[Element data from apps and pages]
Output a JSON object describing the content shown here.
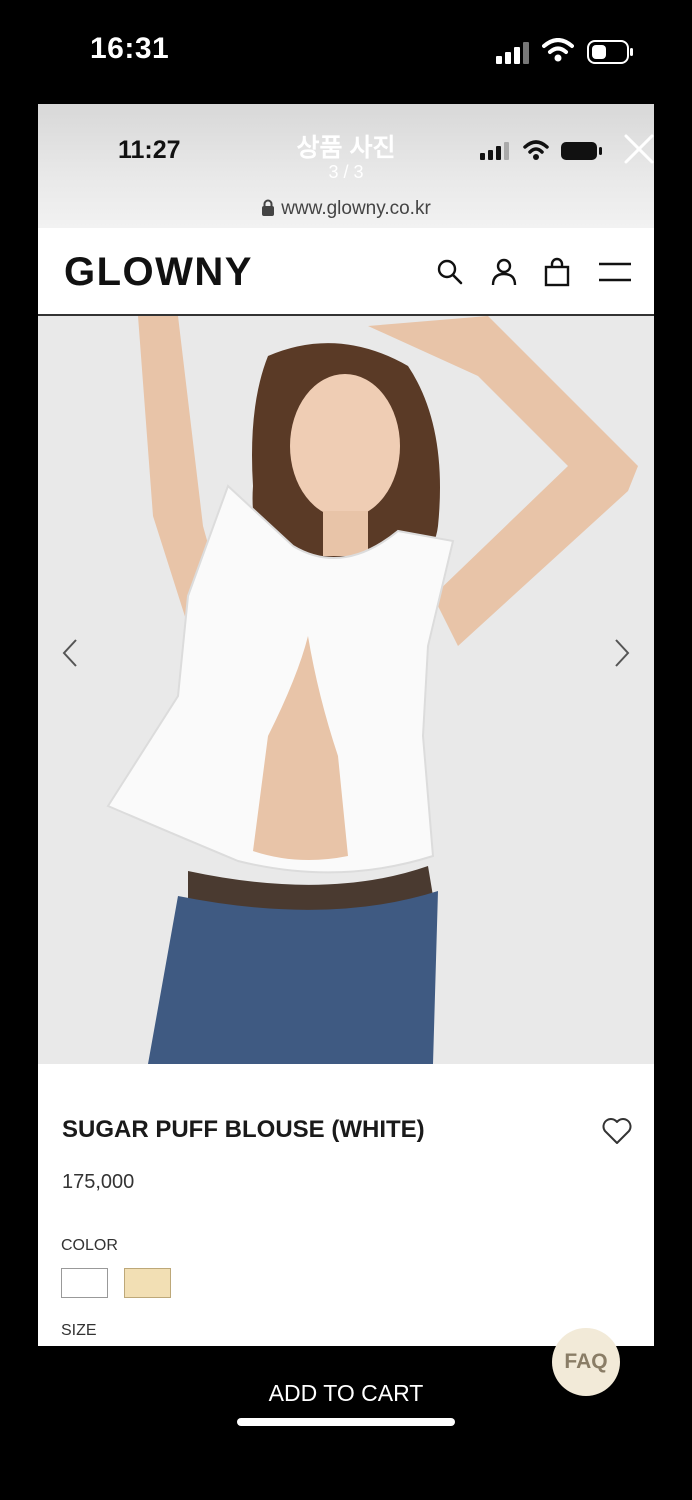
{
  "outer_status": {
    "time": "16:31"
  },
  "viewer": {
    "status_time": "11:27",
    "title": "상품 사진",
    "counter": "3 / 3",
    "url": "www.glowny.co.kr"
  },
  "site": {
    "logo": "GLOWNY"
  },
  "product": {
    "name": "SUGAR PUFF BLOUSE (WHITE)",
    "price": "175,000",
    "color_label": "COLOR",
    "colors": [
      "#ffffff",
      "#f2dfb4"
    ],
    "size_label": "SIZE"
  },
  "faq_label": "FAQ",
  "bottom_action": "ADD TO CART"
}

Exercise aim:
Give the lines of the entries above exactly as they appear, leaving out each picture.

Response to the task:
Output a JSON object describing the content shown here.
{
  "outer_status": {
    "time": "16:31"
  },
  "viewer": {
    "status_time": "11:27",
    "title": "상품 사진",
    "counter": "3 / 3",
    "url": "www.glowny.co.kr"
  },
  "site": {
    "logo": "GLOWNY"
  },
  "product": {
    "name": "SUGAR PUFF BLOUSE (WHITE)",
    "price": "175,000",
    "color_label": "COLOR",
    "colors": [
      "#ffffff",
      "#f2dfb4"
    ],
    "size_label": "SIZE"
  },
  "faq_label": "FAQ",
  "bottom_action": "ADD TO CART"
}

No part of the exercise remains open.